Mother knows best (2)
I reminisce to my Foundation Year 2 days in the emergency department. I found dealing with children and particularly neonates to be the most challenging part of my medical career so far. From this stems the utmost respect and admiration for all qualified and aspiring paediatricians.
To get back to the subject matter, I do remember taking two lessons away from my brief period spent in the department. The first one relates to history. We are indocrinated from our earliest days in medical school that over three quarters of the information you need to make a diagnosis or at least decide on the next course of action is in the history. In the case of the young ones still lacking language skills, we can only rely on the mother’s history, even when this is sometimes limited to a story.
I always felt that a mother’s concern was enough to take things forward, especially if a little reassurance was not adequate. There is no substitute for a mother’s sixth sense of something being amiss. None other than she would be able to discern the smallest changes and nuances in the behaviour and hence the overall condition of her baby, and this is proof enough of her worry. There is no way that you could confidently fully discern normality in the short period of contact you have with the child in the department.
We are indocrinated from our earliest days in medical school that over three quarters of the information you need to make a diagnosis or at least decide on the next course of action is in the history
The second lesson is if there is a reattendance within the last 24 hours; an expert consult needs to be sought, even if it is to reassure all parties concerned of the benign nature of the presentation. The worst thing that could happen with getting a second opinion is another medical professional doing what he was trained and is paid to do: his job!
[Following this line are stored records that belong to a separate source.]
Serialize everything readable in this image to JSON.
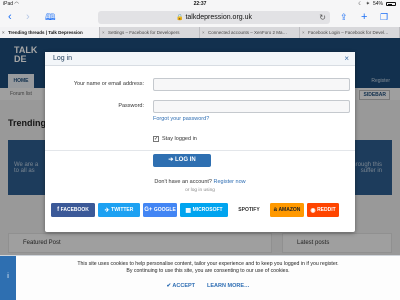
{
  "status_bar": {
    "device": "iPad",
    "wifi": "◠",
    "time": "22:37",
    "battery_pct": "54%",
    "bluetooth": "✶",
    "moon": "☾",
    "battery_level": 0.54
  },
  "browser": {
    "url": "talkdepression.org.uk",
    "tabs": [
      {
        "label": "Trending threads | Talk Depression",
        "active": true
      },
      {
        "label": "Settings – Facebook for Developers",
        "active": false
      },
      {
        "label": "Connected accounts – XenForo 2 Ma…",
        "active": false
      },
      {
        "label": "Facebook Login – Facebook for Devel…",
        "active": false
      }
    ]
  },
  "page": {
    "logo_line1": "TALK",
    "logo_line2": "DE",
    "nav_home": "HOME",
    "register": "Register",
    "forum_list": "Forum list",
    "sidebar": "SIDEBAR",
    "trending": "Trending",
    "intro_left": "We are a",
    "intro_left2": "to all as",
    "intro_right": "through this",
    "intro_right2": "suffer in",
    "featured": "Featured Post",
    "latest": "Latest posts"
  },
  "modal": {
    "title": "Log in",
    "close": "×",
    "username_label": "Your name or email address:",
    "username_value": "",
    "password_label": "Password:",
    "password_value": "",
    "forgot": "Forgot your password?",
    "stay_logged": "Stay logged in",
    "stay_checked": "✓",
    "login_button": "LOG IN",
    "no_account": "Don't have an account?",
    "register_now": "Register now",
    "or_log_in": "or log in using",
    "social": [
      {
        "label": "FACEBOOK",
        "icon": "f",
        "color": "#3b5998"
      },
      {
        "label": "TWITTER",
        "icon": "✈",
        "color": "#1da1f2"
      },
      {
        "label": "GOOGLE",
        "icon": "G+",
        "color": "#4285f4"
      },
      {
        "label": "MICROSOFT",
        "icon": "▦",
        "color": "#00a4ef"
      },
      {
        "label": "SPOTIFY",
        "icon": "",
        "color": "#ffffff",
        "text_color": "#333333"
      },
      {
        "label": "AMAZON",
        "icon": "a",
        "color": "#ff9900",
        "text_color": "#222222"
      },
      {
        "label": "REDDIT",
        "icon": "◉",
        "color": "#ff4500"
      }
    ]
  },
  "cookie": {
    "text1": "This site uses cookies to help personalise content, tailor your experience and to keep you logged in if you register.",
    "text2": "By continuing to use this site, you are consenting to our use of cookies.",
    "accept": "ACCEPT",
    "learn_more": "LEARN MORE…",
    "info_icon": "i"
  }
}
With these two skills in hand, it should not be too difficult to navigate the delicate waters of the paediatric department in accident and emergency.
Ali Abdool, registrar in cardiology, UK